Our good friend Happy Hunter came up that final weekend and brought his large Bubble now machine and 15 gallon Bubblebags, I want to tell you about a technique we used but at the time we had no idea it would actually work. When we made Bubble we allowed the leaf to dry, reduce in size and then dry slightly before processing through the bags. This allowed the resins to cure somewhat and enabled us to fit more leaf matter in the machine while still using what we call damp frozen sugar leaf. So Dave starts tossing lower buds to small to trim into a pile and Hunter runs them through his set up. I am amazed after a few moments he drains the bags and there is a large pile of pristine lime green resin heads in the bottom of the bag. All that day the machine kept running and the ice kept melting and at the end of the day they had made a massive 69-gram pile of lemon smelling hash from the Choc Chunk plant. While it was a bit leafy all of the leaf was covered in large heads and produced a large ratio or hash to leaf. The quality of the hash was off the chart, which is why Dave may run several of these this year and just skip the trimming and hanging. This hash makes great medibles and tincture with almost no waiting for cured dry cannabis for meds.
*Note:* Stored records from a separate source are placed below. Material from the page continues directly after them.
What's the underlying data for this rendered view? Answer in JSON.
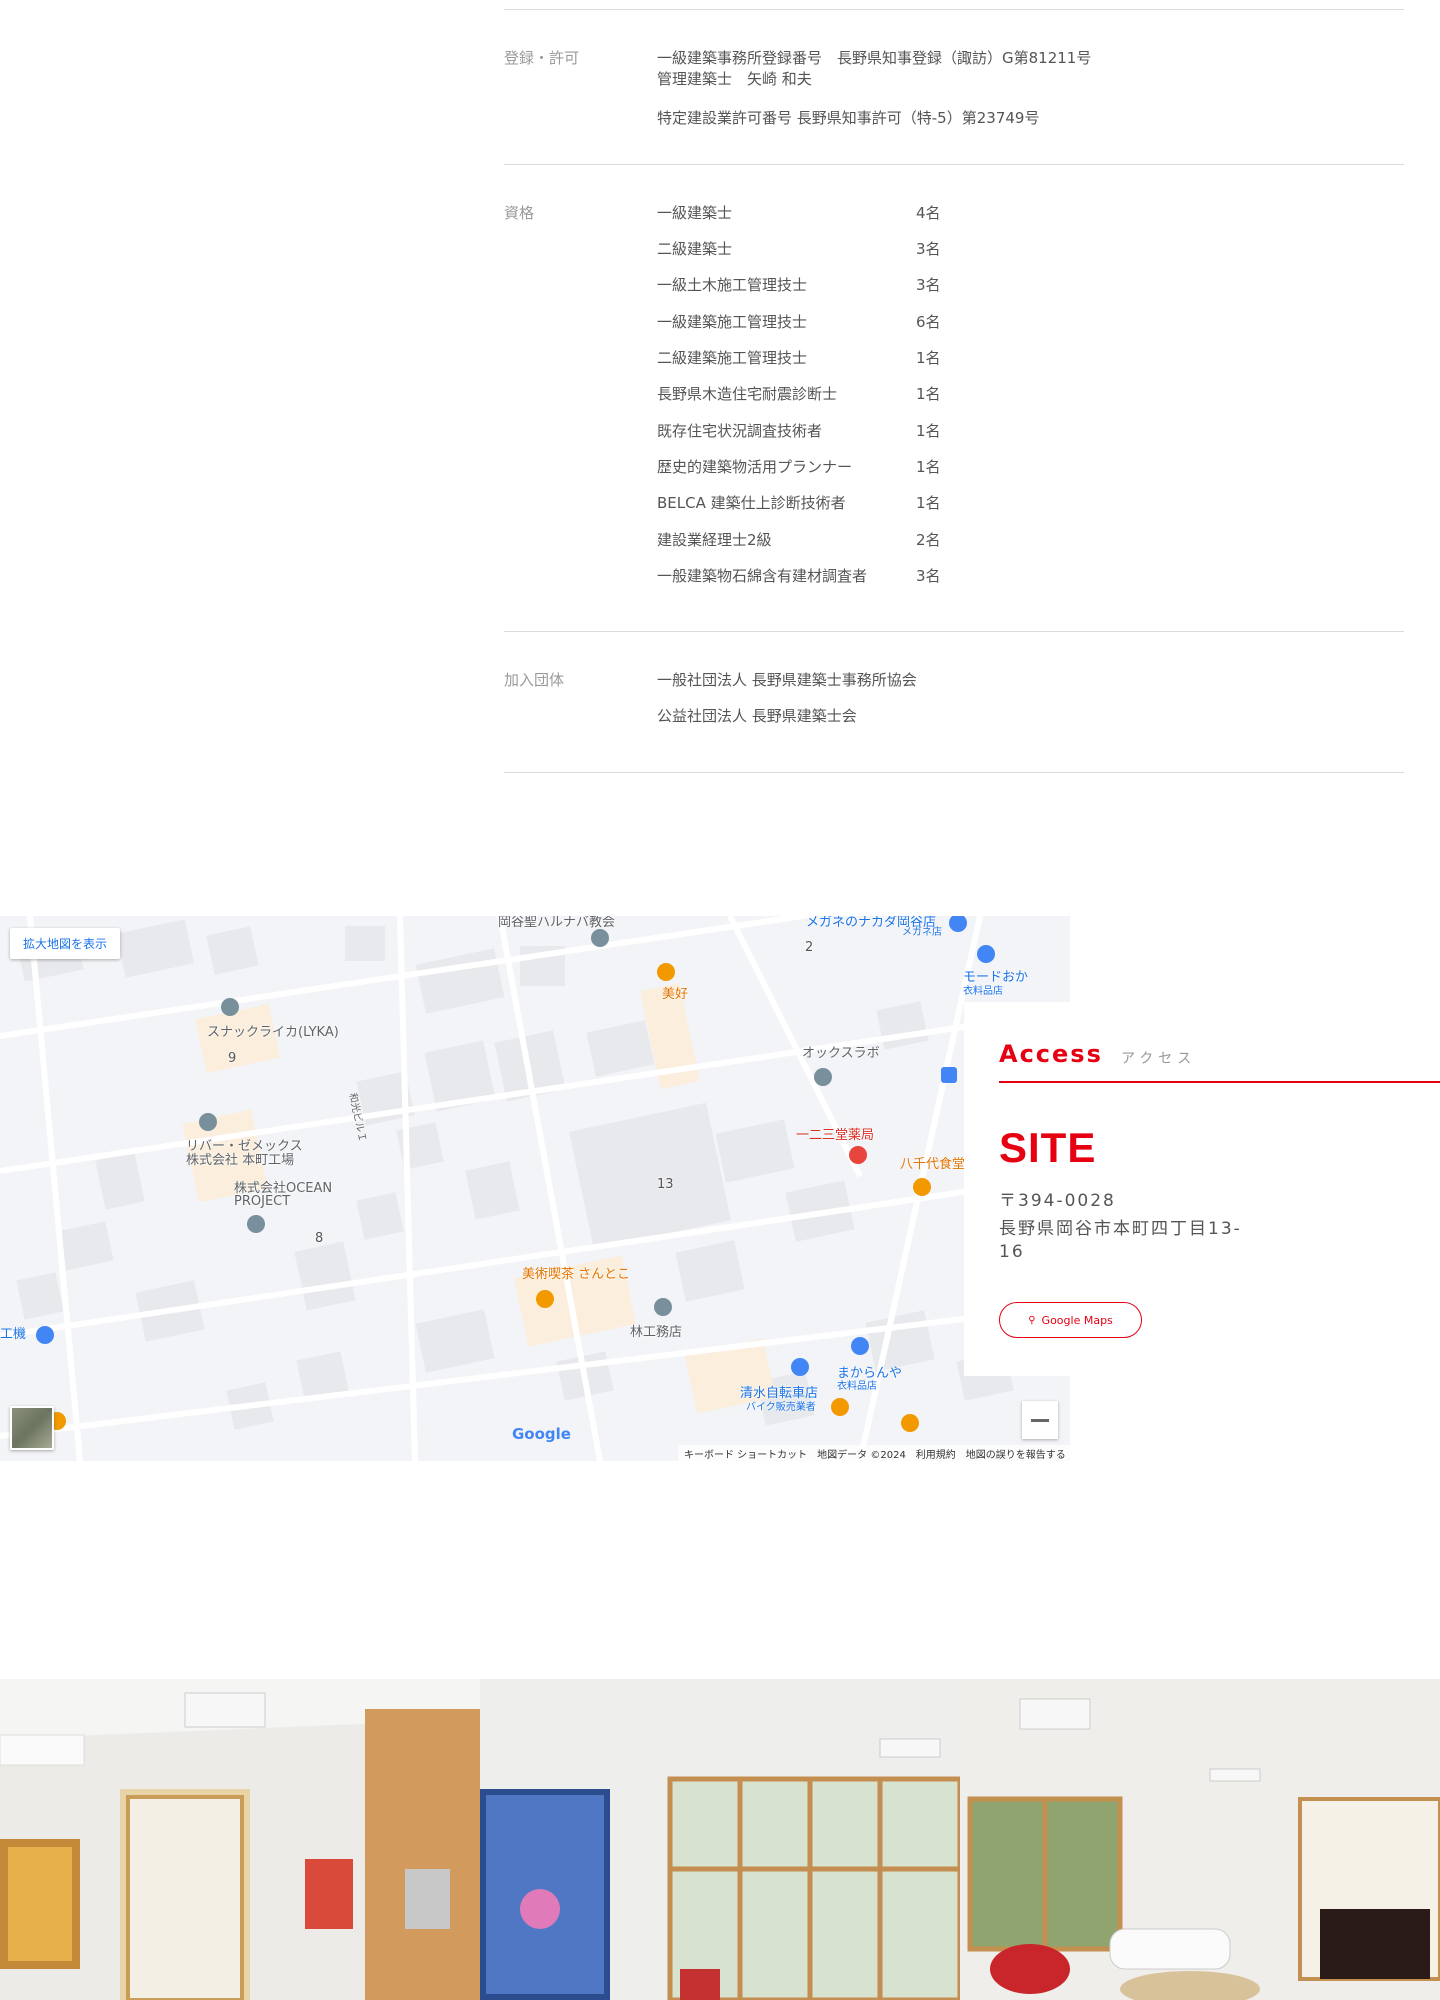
{
  "info": {
    "registration": {
      "label": "登録・許可",
      "line1": "一級建築事務所登録番号　長野県知事登録（諏訪）G第81211号",
      "line2": "管理建築士　矢崎 和夫",
      "line3": "特定建設業許可番号 長野県知事許可（特-5）第23749号"
    },
    "qualifications": {
      "label": "資格",
      "items": [
        {
          "name": "一級建築士",
          "count": "4名"
        },
        {
          "name": "二級建築士",
          "count": "3名"
        },
        {
          "name": "一級土木施工管理技士",
          "count": "3名"
        },
        {
          "name": "一級建築施工管理技士",
          "count": "6名"
        },
        {
          "name": "二級建築施工管理技士",
          "count": "1名"
        },
        {
          "name": "長野県木造住宅耐震診断士",
          "count": "1名"
        },
        {
          "name": "既存住宅状況調査技術者",
          "count": "1名"
        },
        {
          "name": "歴史的建築物活用プランナー",
          "count": "1名"
        },
        {
          "name": "BELCA 建築仕上診断技術者",
          "count": "1名"
        },
        {
          "name": "建設業経理士2級",
          "count": "2名"
        },
        {
          "name": "一般建築物石綿含有建材調査者",
          "count": "3名"
        }
      ]
    },
    "associations": {
      "label": "加入団体",
      "items": [
        "一般社団法人 長野県建築士事務所協会",
        "公益社団法人 長野県建築士会"
      ]
    }
  },
  "map": {
    "expand_button": "拡大地図を表示",
    "labels": {
      "church": "岡谷聖ハルナバ教会",
      "megane": "メガネのナカダ岡谷店",
      "megane_sub": "メガネ店",
      "mode": "モードおか",
      "mode_sub": "衣料品店",
      "bikou": "美好",
      "snack": "スナックライカ(LYKA)",
      "oxlab": "オックスラボ",
      "pharmacy": "一二三堂薬局",
      "yachiyo": "八千代食堂",
      "river1": "リバー・ゼメックス",
      "river2": "株式会社 本町工場",
      "ocean1": "株式会社OCEAN",
      "ocean2": "PROJECT",
      "wako": "和光ビルＩ",
      "cafe": "美術喫茶 さんとこ",
      "hayashi": "林工務店",
      "shimizu": "清水自転車店",
      "shimizu_sub": "バイク販売業者",
      "makaranya": "まからんや",
      "makaranya_sub": "衣料品店",
      "kouki": "工機",
      "num2": "2",
      "num9": "9",
      "num13": "13",
      "num8": "8"
    },
    "google": "Google",
    "footer": "キーボード ショートカット　地図データ ©2024　利用規約　地図の誤りを報告する"
  },
  "access": {
    "title": "Access",
    "subtitle": "アクセス",
    "site": "SITE",
    "postal": "〒394-0028",
    "address1": "長野県岡谷市本町四丁目13-",
    "address2": "16",
    "button": "Google Maps"
  },
  "colors": {
    "accent": "#e60012",
    "divider": "#dcdcdc"
  }
}
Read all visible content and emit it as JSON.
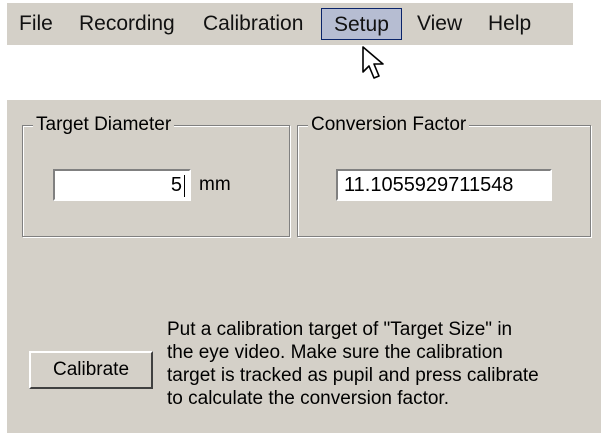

I returned to the garden once more to visit Dave and give him a signed copy of Dank that had just come out. We visited the now empty garden and I took a silly pic of Dave standing where massive plants used to grow but was now only a few yellow leaves that were surly composted over the winter. Dave showed me the last of the hanging bud and the massive plant skeletons that were now on the burn pile. They had cleaned up all but a few of the last plants and only a few lower buds remained for the late comers to pick from but still Dave was busy making sure everyone he knew that needed meds got a full limit.
This was also the first time in 4 months Dave didn’t look worn completely out. The guy works himself too hard, once I witnessed him having a seizure down in the trim room one day that scared me really bad. Dave has Bells palsy and when he doesn’t rest and eat properly he pays for it dearly. It was so nice to see him sit down and relax for a bit and I had brought him some nice cured indoor meds and we smoked 3 joints before I saw his face relax. After I left he called me and thanked me as he felt a whole lot better. Before leaving Dave had a surprise for me, seems he had been stashing nice buds of this and that for me to photograph and more importantly to enjoy and share with people I know that have cards and welcomed free bud. He gave me a full case of jars full of buds and I came home and took a few shots for you guys before diving into the samples.
It was a great season except for the early rains that came and I was told only about 35% was lost to mildew and mold. If you haven’t grown in the PNW don’t rush to judgment, it is not easy and one thing I learned is I will stay indoors with my growing. I am so lucky to have Dave as my friend to learn from and visit Weeden, but this was more work than I could have possibly imagined and he has done this for 19 years now. It has taken its toll on his health for sure but that’s just who he is, he cares much more about those around him than his own health and I have seen him to the point of exhaustion many days before noon working solo in the garden. To say I respect what this man does is the biggest understatement I could make! It is supposed to be nice this weekend here and I can guarantee Dave will be out tilling the soil bed working his butt off. I think I will visit him and drop off some meds I know he is out and no one deserves it more.
See ya Sunday Dave
Dave’s Not Here Man!
Originally published in Weed World Magazine Issue 101